··· Data for this task

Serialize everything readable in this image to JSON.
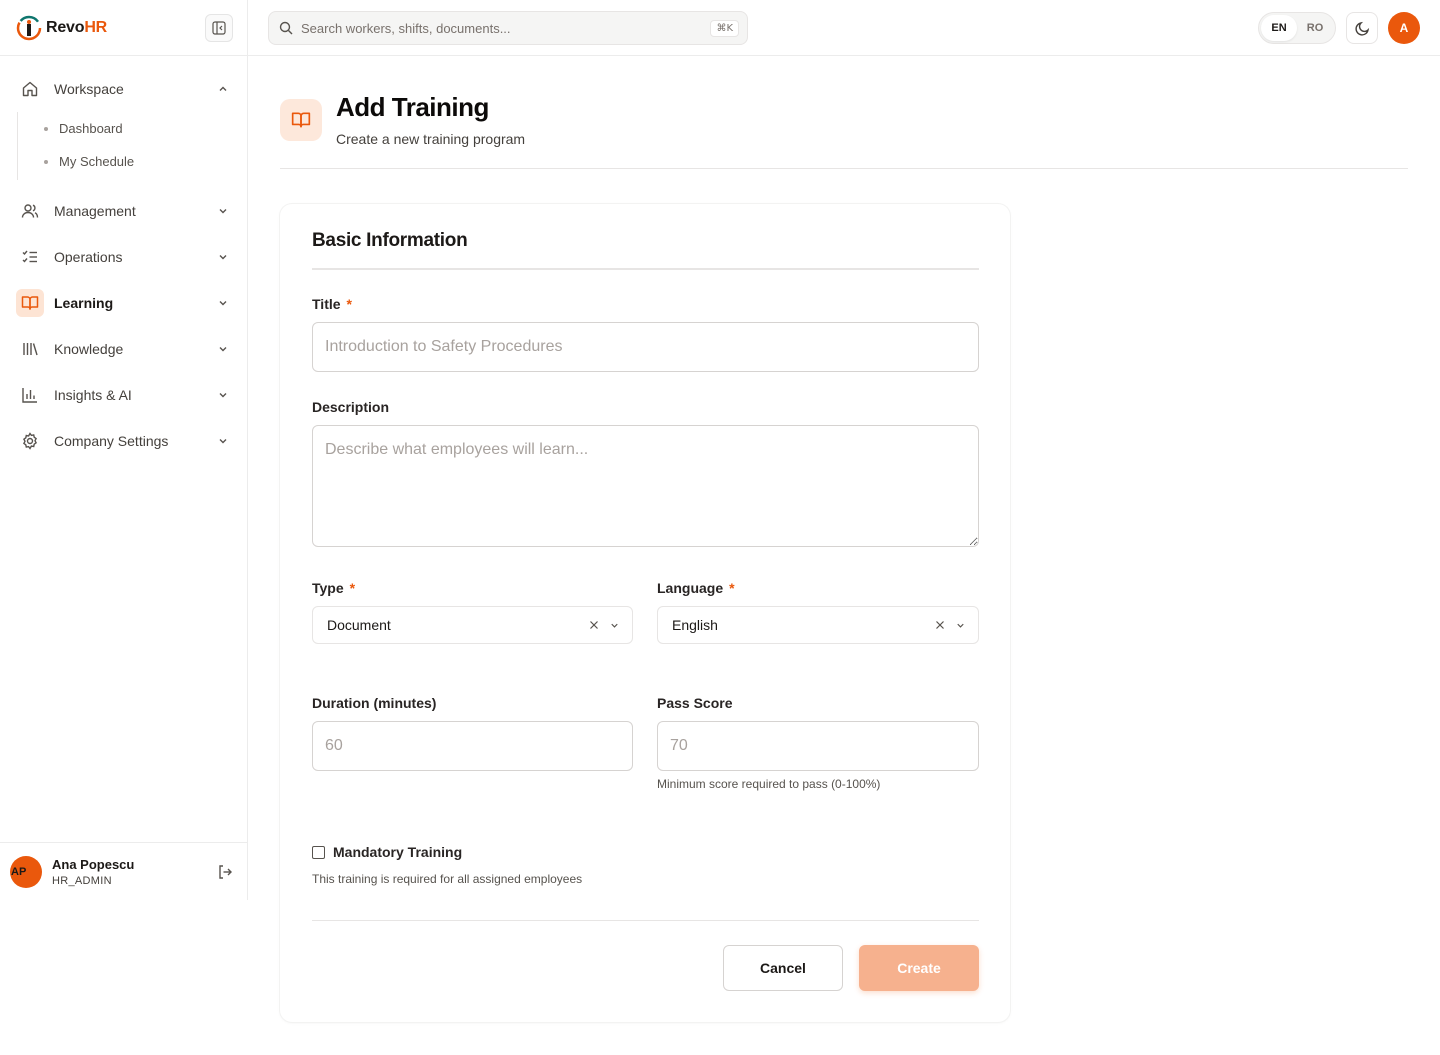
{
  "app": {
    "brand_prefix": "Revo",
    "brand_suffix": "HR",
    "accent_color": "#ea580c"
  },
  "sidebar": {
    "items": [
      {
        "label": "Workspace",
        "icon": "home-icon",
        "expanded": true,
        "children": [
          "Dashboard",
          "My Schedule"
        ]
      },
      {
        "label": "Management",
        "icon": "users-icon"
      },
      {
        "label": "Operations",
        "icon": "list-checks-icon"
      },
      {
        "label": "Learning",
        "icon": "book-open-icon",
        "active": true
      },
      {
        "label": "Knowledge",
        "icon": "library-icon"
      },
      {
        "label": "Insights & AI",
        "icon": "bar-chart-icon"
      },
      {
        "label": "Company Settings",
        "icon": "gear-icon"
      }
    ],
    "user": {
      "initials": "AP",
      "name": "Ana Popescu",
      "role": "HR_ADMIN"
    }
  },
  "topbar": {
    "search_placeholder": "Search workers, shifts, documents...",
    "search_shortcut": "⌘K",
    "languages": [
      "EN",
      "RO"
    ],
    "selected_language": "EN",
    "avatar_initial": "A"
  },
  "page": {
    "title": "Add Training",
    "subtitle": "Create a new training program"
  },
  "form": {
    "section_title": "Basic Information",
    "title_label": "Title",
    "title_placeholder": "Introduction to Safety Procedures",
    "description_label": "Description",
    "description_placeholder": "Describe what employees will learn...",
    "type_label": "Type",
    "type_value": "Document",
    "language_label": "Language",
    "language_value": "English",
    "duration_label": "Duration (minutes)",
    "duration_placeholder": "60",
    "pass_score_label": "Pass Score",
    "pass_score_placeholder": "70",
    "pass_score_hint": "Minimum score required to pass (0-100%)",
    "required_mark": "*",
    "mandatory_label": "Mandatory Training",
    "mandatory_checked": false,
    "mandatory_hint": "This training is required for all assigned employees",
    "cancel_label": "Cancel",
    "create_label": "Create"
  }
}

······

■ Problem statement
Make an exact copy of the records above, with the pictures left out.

■ Solution to the problem
Serialize everything readable in this image to JSON.
{
  "app": {
    "brand_prefix": "Revo",
    "brand_suffix": "HR",
    "accent_color": "#ea580c"
  },
  "sidebar": {
    "items": [
      {
        "label": "Workspace",
        "icon": "home-icon",
        "expanded": true,
        "children": [
          "Dashboard",
          "My Schedule"
        ]
      },
      {
        "label": "Management",
        "icon": "users-icon"
      },
      {
        "label": "Operations",
        "icon": "list-checks-icon"
      },
      {
        "label": "Learning",
        "icon": "book-open-icon",
        "active": true
      },
      {
        "label": "Knowledge",
        "icon": "library-icon"
      },
      {
        "label": "Insights & AI",
        "icon": "bar-chart-icon"
      },
      {
        "label": "Company Settings",
        "icon": "gear-icon"
      }
    ],
    "user": {
      "initials": "AP",
      "name": "Ana Popescu",
      "role": "HR_ADMIN"
    }
  },
  "topbar": {
    "search_placeholder": "Search workers, shifts, documents...",
    "search_shortcut": "⌘K",
    "languages": [
      "EN",
      "RO"
    ],
    "selected_language": "EN",
    "avatar_initial": "A"
  },
  "page": {
    "title": "Add Training",
    "subtitle": "Create a new training program"
  },
  "form": {
    "section_title": "Basic Information",
    "title_label": "Title",
    "title_placeholder": "Introduction to Safety Procedures",
    "description_label": "Description",
    "description_placeholder": "Describe what employees will learn...",
    "type_label": "Type",
    "type_value": "Document",
    "language_label": "Language",
    "language_value": "English",
    "duration_label": "Duration (minutes)",
    "duration_placeholder": "60",
    "pass_score_label": "Pass Score",
    "pass_score_placeholder": "70",
    "pass_score_hint": "Minimum score required to pass (0-100%)",
    "required_mark": "*",
    "mandatory_label": "Mandatory Training",
    "mandatory_checked": false,
    "mandatory_hint": "This training is required for all assigned employees",
    "cancel_label": "Cancel",
    "create_label": "Create"
  }
}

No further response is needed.